‘Cycles de France’ Book Review

Cycles de France has been available for just over a year, but it occurred to me that a lot of people may well not have come across it, since it is privately published. It deserves some recognition!

The book is written by Patrick Munoz and Philippe Montagné and consists of a large private collection of French bicycles, ranging from a 1900 Hirondelle to a 1984 René Herse. The text is in French, but if you can’t speak the language, then the excellent photographs more than compensate. The text is not extensive, so is easy to translate if you wish to learn more. The book is almost 200 pages long and there are 90 bicycles illustrated in detail!

As you would expect there are a number of bicycles from the great makers like Herse, Singer, Routens, Charrel and Barra, but there are also many much less known makers like Ferdinand, Maury, Sablière and Bourdel. The distinguishing important characteristic is that almost all of them are in highly original condition, quite often even down to period tyring and handlebar tape.

The book is a large format 30 x 23 cm, and a double page is devoted to each cycle. A photograph of the drive side of each machine is supplemented by several details, all well chosen and illustrating the many fascinating features of these unique bicycles. Additionally there are related illustrations from cycling journals, pricipally Le Cycliste, and Daniel Rebour’s wonderful period drawings of novelties from the very bicycles that we are looking at in the photo’s. The standard of photography is excellent, and the print reproduction very good too. There are also some related period photographs, advertising signs and posters, which further add to the interest.

The majority are classic touring bicycles, but there are also some town bikes, porteurs and a number of racers, including Jacques Anquetil’s aluminium 1953 Barra, on which he won the Paris-Normandie time trail in August of that year. The bicycle weighed just 7.75 Kg! This machine is deservedly honoured with four pages of the book. Jean Wauters 1934 Tour de France cycle, and Luis Ocana’s Zeus from the 1975 season, are 2 more racing bicycles.

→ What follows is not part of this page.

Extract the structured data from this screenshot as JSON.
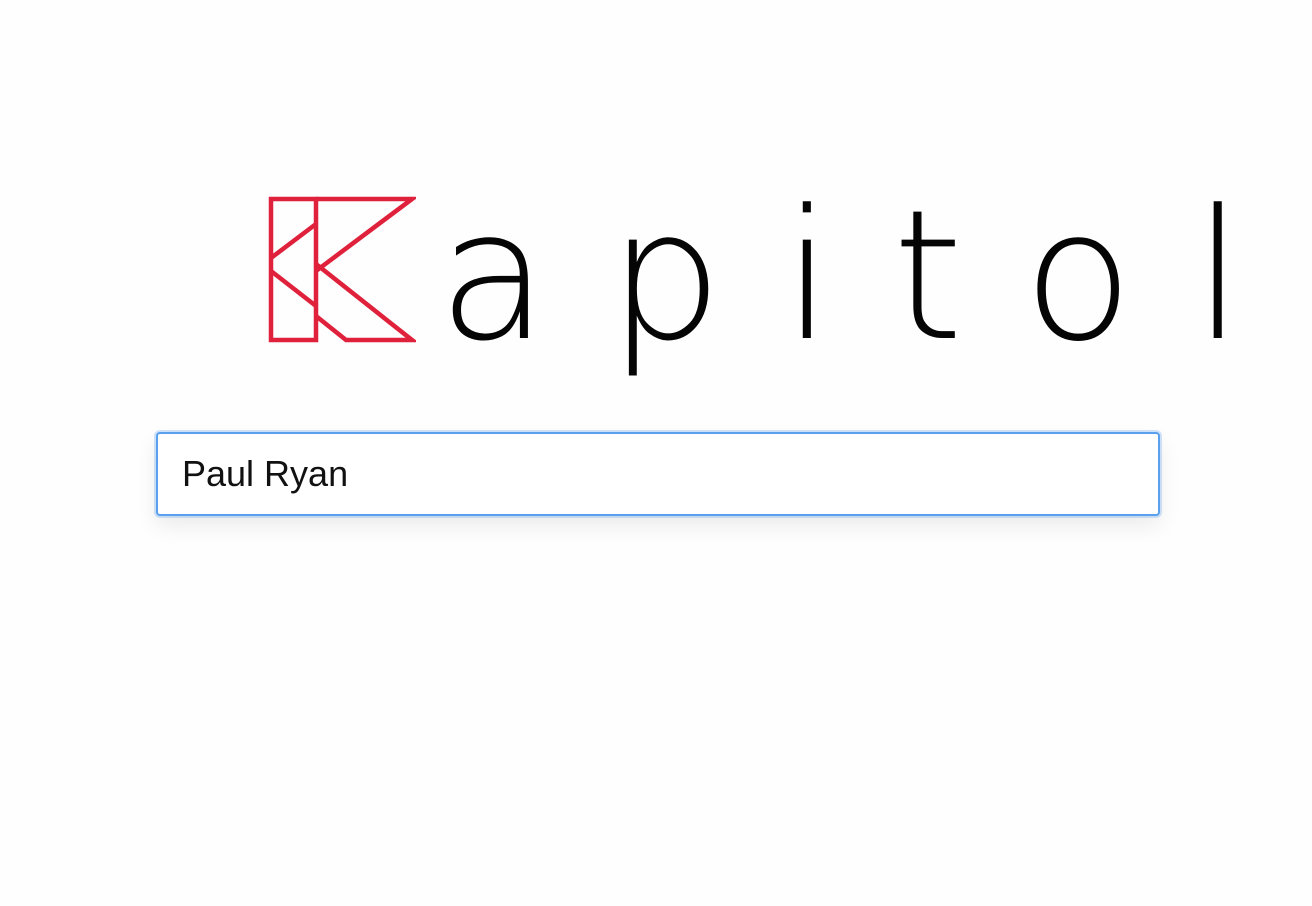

There are many terrific examples of Herse and Singer, but just a few of the stand out bicycles for me were the two early rare Hirondelle bi-chaine machines; a late 1930’s Schultz tandem, a most innovative and extraordinary machine in outstanding original condition; the beautiful ladies Camille Daudon with his characteristic curved front rack and tool kit concealed in the handlebar stem; a magnificent Hugonnier Routens tandem weighing just 19.6 Kg, that looks fast standing still; the Narcisse of Henry Janot, and a unique Cycles Innovation with triangular tubing!

One outstanding detail is on a lovely little Alex Singer porteur. Attached to the front mudguard is a small plaque with some text from Dr.Ruffiér’s 1929 publication ‘Vive la Bicyclette’. Roughly translated it concludes: ‘It is a complete and definitive invention. We found it, it’s a wonder, and we will never replace it.’ What a wonderful and highly correct sentiment, which is amplified by the magnificent bicycles found in this very fine book. I highly recommend it.

The book costs 60 Euro plus postage and is available here. It’s worth every cent!

This post is published with the kind permission of the author. The writer of this article bought his own copy.